WHAT TO PRODUCE
Repeat the data below exactly. Include each line.

RECORDS PROVIDED
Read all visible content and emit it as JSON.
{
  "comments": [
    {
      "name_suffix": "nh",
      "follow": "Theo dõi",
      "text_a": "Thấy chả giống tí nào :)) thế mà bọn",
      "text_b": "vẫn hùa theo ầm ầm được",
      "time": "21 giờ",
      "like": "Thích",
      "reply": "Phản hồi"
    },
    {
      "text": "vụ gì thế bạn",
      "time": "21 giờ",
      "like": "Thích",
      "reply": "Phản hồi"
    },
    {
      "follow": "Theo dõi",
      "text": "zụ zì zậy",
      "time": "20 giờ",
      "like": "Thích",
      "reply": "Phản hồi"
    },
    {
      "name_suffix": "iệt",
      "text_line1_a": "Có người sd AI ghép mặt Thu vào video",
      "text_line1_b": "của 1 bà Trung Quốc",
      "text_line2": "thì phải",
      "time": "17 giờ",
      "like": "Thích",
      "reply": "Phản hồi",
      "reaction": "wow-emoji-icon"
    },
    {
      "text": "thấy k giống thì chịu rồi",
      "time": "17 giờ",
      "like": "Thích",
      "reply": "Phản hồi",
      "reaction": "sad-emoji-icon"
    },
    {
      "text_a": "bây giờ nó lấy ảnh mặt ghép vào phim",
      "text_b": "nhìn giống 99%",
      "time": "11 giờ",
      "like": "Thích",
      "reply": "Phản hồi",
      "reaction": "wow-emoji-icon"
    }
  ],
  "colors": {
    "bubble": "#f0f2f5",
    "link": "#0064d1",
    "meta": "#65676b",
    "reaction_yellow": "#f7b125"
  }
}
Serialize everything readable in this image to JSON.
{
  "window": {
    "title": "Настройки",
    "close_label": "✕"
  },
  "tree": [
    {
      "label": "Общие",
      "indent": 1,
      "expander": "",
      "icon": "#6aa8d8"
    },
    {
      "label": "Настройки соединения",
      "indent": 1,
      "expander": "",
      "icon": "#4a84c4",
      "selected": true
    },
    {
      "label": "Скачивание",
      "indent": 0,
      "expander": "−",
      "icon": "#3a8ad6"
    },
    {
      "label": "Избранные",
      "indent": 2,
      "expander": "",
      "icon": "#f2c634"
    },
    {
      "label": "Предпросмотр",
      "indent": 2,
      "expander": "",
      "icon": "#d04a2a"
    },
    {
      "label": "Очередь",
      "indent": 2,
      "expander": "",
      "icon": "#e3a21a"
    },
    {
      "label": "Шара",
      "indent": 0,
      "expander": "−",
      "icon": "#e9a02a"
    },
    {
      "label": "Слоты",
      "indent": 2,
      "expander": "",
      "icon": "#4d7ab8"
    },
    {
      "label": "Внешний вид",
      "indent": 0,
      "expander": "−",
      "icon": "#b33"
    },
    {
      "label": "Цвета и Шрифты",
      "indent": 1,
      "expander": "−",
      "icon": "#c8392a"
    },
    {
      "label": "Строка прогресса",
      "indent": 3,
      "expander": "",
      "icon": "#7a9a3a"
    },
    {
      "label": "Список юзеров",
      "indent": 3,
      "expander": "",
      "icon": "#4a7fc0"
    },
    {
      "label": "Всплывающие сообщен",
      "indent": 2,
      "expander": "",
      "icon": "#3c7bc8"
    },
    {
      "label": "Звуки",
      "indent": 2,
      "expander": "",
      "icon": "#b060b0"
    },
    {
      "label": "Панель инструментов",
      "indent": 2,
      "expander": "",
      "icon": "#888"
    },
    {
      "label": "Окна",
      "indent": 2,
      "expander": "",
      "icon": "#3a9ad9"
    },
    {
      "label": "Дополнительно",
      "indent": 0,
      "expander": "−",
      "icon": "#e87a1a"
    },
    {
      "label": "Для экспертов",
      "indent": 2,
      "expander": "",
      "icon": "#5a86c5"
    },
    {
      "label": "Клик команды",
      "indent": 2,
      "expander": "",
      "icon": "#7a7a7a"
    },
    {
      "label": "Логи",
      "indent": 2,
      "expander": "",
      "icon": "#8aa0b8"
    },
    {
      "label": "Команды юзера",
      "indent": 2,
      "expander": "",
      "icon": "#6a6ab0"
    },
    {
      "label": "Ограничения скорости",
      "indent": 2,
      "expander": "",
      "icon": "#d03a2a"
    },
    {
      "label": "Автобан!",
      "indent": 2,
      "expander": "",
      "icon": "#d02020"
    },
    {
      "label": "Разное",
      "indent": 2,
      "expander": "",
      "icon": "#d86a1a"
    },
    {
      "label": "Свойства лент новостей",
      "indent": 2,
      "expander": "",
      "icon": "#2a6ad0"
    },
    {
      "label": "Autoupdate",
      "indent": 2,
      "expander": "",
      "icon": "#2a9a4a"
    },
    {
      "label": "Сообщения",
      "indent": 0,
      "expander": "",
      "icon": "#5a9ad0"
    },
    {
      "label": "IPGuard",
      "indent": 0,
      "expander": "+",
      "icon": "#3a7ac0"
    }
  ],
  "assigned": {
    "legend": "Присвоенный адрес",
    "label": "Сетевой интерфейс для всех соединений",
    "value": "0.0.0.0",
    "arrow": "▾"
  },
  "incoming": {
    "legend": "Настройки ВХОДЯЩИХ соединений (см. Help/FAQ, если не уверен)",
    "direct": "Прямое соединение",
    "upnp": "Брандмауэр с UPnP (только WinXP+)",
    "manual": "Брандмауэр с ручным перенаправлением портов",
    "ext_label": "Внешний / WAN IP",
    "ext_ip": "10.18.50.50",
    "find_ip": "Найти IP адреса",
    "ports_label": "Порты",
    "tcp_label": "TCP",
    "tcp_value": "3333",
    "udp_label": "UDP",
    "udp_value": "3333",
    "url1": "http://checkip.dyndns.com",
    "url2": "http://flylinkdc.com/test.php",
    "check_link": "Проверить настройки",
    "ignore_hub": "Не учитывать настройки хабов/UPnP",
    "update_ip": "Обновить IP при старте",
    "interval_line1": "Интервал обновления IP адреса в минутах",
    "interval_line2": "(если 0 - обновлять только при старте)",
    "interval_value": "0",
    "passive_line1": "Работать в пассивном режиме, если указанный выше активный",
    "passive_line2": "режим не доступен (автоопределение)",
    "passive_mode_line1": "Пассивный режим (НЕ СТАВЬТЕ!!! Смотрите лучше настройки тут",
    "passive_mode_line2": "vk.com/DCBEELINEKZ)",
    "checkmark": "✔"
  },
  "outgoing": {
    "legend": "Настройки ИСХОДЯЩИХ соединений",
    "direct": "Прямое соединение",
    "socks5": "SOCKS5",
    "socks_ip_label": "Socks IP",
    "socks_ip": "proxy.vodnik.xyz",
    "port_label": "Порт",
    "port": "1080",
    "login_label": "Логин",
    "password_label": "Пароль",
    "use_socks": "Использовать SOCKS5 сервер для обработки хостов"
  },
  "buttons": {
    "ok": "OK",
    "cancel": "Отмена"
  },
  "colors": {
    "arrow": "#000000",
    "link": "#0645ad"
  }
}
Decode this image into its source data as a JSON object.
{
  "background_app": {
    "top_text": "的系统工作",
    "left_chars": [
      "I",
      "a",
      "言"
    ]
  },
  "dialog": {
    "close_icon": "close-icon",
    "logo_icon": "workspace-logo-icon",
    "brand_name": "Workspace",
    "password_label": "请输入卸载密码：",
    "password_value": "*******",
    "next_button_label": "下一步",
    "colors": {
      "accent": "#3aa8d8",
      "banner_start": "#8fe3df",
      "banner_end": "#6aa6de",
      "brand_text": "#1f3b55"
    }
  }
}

RESPONSE TO THE TASK
Read all visible content and emit it as JSON.
{
  "comments": [
    {
      "name_suffix": "nh",
      "follow": "Theo dõi",
      "text_a": "Thấy chả giống tí nào :)) thế mà bọn",
      "text_b": "vẫn hùa theo ầm ầm được",
      "time": "21 giờ",
      "like": "Thích",
      "reply": "Phản hồi"
    },
    {
      "text": "vụ gì thế bạn",
      "time": "21 giờ",
      "like": "Thích",
      "reply": "Phản hồi"
    },
    {
      "follow": "Theo dõi",
      "text": "zụ zì zậy",
      "time": "20 giờ",
      "like": "Thích",
      "reply": "Phản hồi"
    },
    {
      "name_suffix": "iệt",
      "text_line1_a": "Có người sd AI ghép mặt Thu vào video",
      "text_line1_b": "của 1 bà Trung Quốc",
      "text_line2": "thì phải",
      "time": "17 giờ",
      "like": "Thích",
      "reply": "Phản hồi",
      "reaction": "wow-emoji-icon"
    },
    {
      "text": "thấy k giống thì chịu rồi",
      "time": "17 giờ",
      "like": "Thích",
      "reply": "Phản hồi",
      "reaction": "sad-emoji-icon"
    },
    {
      "text_a": "bây giờ nó lấy ảnh mặt ghép vào phim",
      "text_b": "nhìn giống 99%",
      "time": "11 giờ",
      "like": "Thích",
      "reply": "Phản hồi",
      "reaction": "wow-emoji-icon"
    }
  ],
  "colors": {
    "bubble": "#f0f2f5",
    "link": "#0064d1",
    "meta": "#65676b",
    "reaction_yellow": "#f7b125"
  }
}
Serialize everything readable in this image to JSON.
{
  "window": {
    "title": "Настройки",
    "close_label": "✕"
  },
  "tree": [
    {
      "label": "Общие",
      "indent": 1,
      "expander": "",
      "icon": "#6aa8d8"
    },
    {
      "label": "Настройки соединения",
      "indent": 1,
      "expander": "",
      "icon": "#4a84c4",
      "selected": true
    },
    {
      "label": "Скачивание",
      "indent": 0,
      "expander": "−",
      "icon": "#3a8ad6"
    },
    {
      "label": "Избранные",
      "indent": 2,
      "expander": "",
      "icon": "#f2c634"
    },
    {
      "label": "Предпросмотр",
      "indent": 2,
      "expander": "",
      "icon": "#d04a2a"
    },
    {
      "label": "Очередь",
      "indent": 2,
      "expander": "",
      "icon": "#e3a21a"
    },
    {
      "label": "Шара",
      "indent": 0,
      "expander": "−",
      "icon": "#e9a02a"
    },
    {
      "label": "Слоты",
      "indent": 2,
      "expander": "",
      "icon": "#4d7ab8"
    },
    {
      "label": "Внешний вид",
      "indent": 0,
      "expander": "−",
      "icon": "#b33"
    },
    {
      "label": "Цвета и Шрифты",
      "indent": 1,
      "expander": "−",
      "icon": "#c8392a"
    },
    {
      "label": "Строка прогресса",
      "indent": 3,
      "expander": "",
      "icon": "#7a9a3a"
    },
    {
      "label": "Список юзеров",
      "indent": 3,
      "expander": "",
      "icon": "#4a7fc0"
    },
    {
      "label": "Всплывающие сообщен",
      "indent": 2,
      "expander": "",
      "icon": "#3c7bc8"
    },
    {
      "label": "Звуки",
      "indent": 2,
      "expander": "",
      "icon": "#b060b0"
    },
    {
      "label": "Панель инструментов",
      "indent": 2,
      "expander": "",
      "icon": "#888"
    },
    {
      "label": "Окна",
      "indent": 2,
      "expander": "",
      "icon": "#3a9ad9"
    },
    {
      "label": "Дополнительно",
      "indent": 0,
      "expander": "−",
      "icon": "#e87a1a"
    },
    {
      "label": "Для экспертов",
      "indent": 2,
      "expander": "",
      "icon": "#5a86c5"
    },
    {
      "label": "Клик команды",
      "indent": 2,
      "expander": "",
      "icon": "#7a7a7a"
    },
    {
      "label": "Логи",
      "indent": 2,
      "expander": "",
      "icon": "#8aa0b8"
    },
    {
      "label": "Команды юзера",
      "indent": 2,
      "expander": "",
      "icon": "#6a6ab0"
    },
    {
      "label": "Ограничения скорости",
      "indent": 2,
      "expander": "",
      "icon": "#d03a2a"
    },
    {
      "label": "Автобан!",
      "indent": 2,
      "expander": "",
      "icon": "#d02020"
    },
    {
      "label": "Разное",
      "indent": 2,
      "expander": "",
      "icon": "#d86a1a"
    },
    {
      "label": "Свойства лент новостей",
      "indent": 2,
      "expander": "",
      "icon": "#2a6ad0"
    },
    {
      "label": "Autoupdate",
      "indent": 2,
      "expander": "",
      "icon": "#2a9a4a"
    },
    {
      "label": "Сообщения",
      "indent": 0,
      "expander": "",
      "icon": "#5a9ad0"
    },
    {
      "label": "IPGuard",
      "indent": 0,
      "expander": "+",
      "icon": "#3a7ac0"
    }
  ],
  "assigned": {
    "legend": "Присвоенный адрес",
    "label": "Сетевой интерфейс для всех соединений",
    "value": "0.0.0.0",
    "arrow": "▾"
  },
  "incoming": {
    "legend": "Настройки ВХОДЯЩИХ соединений (см. Help/FAQ, если не уверен)",
    "direct": "Прямое соединение",
    "upnp": "Брандмауэр с UPnP (только WinXP+)",
    "manual": "Брандмауэр с ручным перенаправлением портов",
    "ext_label": "Внешний / WAN IP",
    "ext_ip": "10.18.50.50",
    "find_ip": "Найти IP адреса",
    "ports_label": "Порты",
    "tcp_label": "TCP",
    "tcp_value": "3333",
    "udp_label": "UDP",
    "udp_value": "3333",
    "url1": "http://checkip.dyndns.com",
    "url2": "http://flylinkdc.com/test.php",
    "check_link": "Проверить настройки",
    "ignore_hub": "Не учитывать настройки хабов/UPnP",
    "update_ip": "Обновить IP при старте",
    "interval_line1": "Интервал обновления IP адреса в минутах",
    "interval_line2": "(если 0 - обновлять только при старте)",
    "interval_value": "0",
    "passive_line1": "Работать в пассивном режиме, если указанный выше активный",
    "passive_line2": "режим не доступен (автоопределение)",
    "passive_mode_line1": "Пассивный режим (НЕ СТАВЬТЕ!!! Смотрите лучше настройки тут",
    "passive_mode_line2": "vk.com/DCBEELINEKZ)",
    "checkmark": "✔"
  },
  "outgoing": {
    "legend": "Настройки ИСХОДЯЩИХ соединений",
    "direct": "Прямое соединение",
    "socks5": "SOCKS5",
    "socks_ip_label": "Socks IP",
    "socks_ip": "proxy.vodnik.xyz",
    "port_label": "Порт",
    "port": "1080",
    "login_label": "Логин",
    "password_label": "Пароль",
    "use_socks": "Использовать SOCKS5 сервер для обработки хостов"
  },
  "buttons": {
    "ok": "OK",
    "cancel": "Отмена"
  },
  "colors": {
    "arrow": "#000000",
    "link": "#0645ad"
  }
}
Decode this image into its source data as a JSON object.
{
  "background_app": {
    "top_text": "的系统工作",
    "left_chars": [
      "I",
      "a",
      "言"
    ]
  },
  "dialog": {
    "close_icon": "close-icon",
    "logo_icon": "workspace-logo-icon",
    "brand_name": "Workspace",
    "password_label": "请输入卸载密码：",
    "password_value": "*******",
    "next_button_label": "下一步",
    "colors": {
      "accent": "#3aa8d8",
      "banner_start": "#8fe3df",
      "banner_end": "#6aa6de",
      "brand_text": "#1f3b55"
    }
  }
}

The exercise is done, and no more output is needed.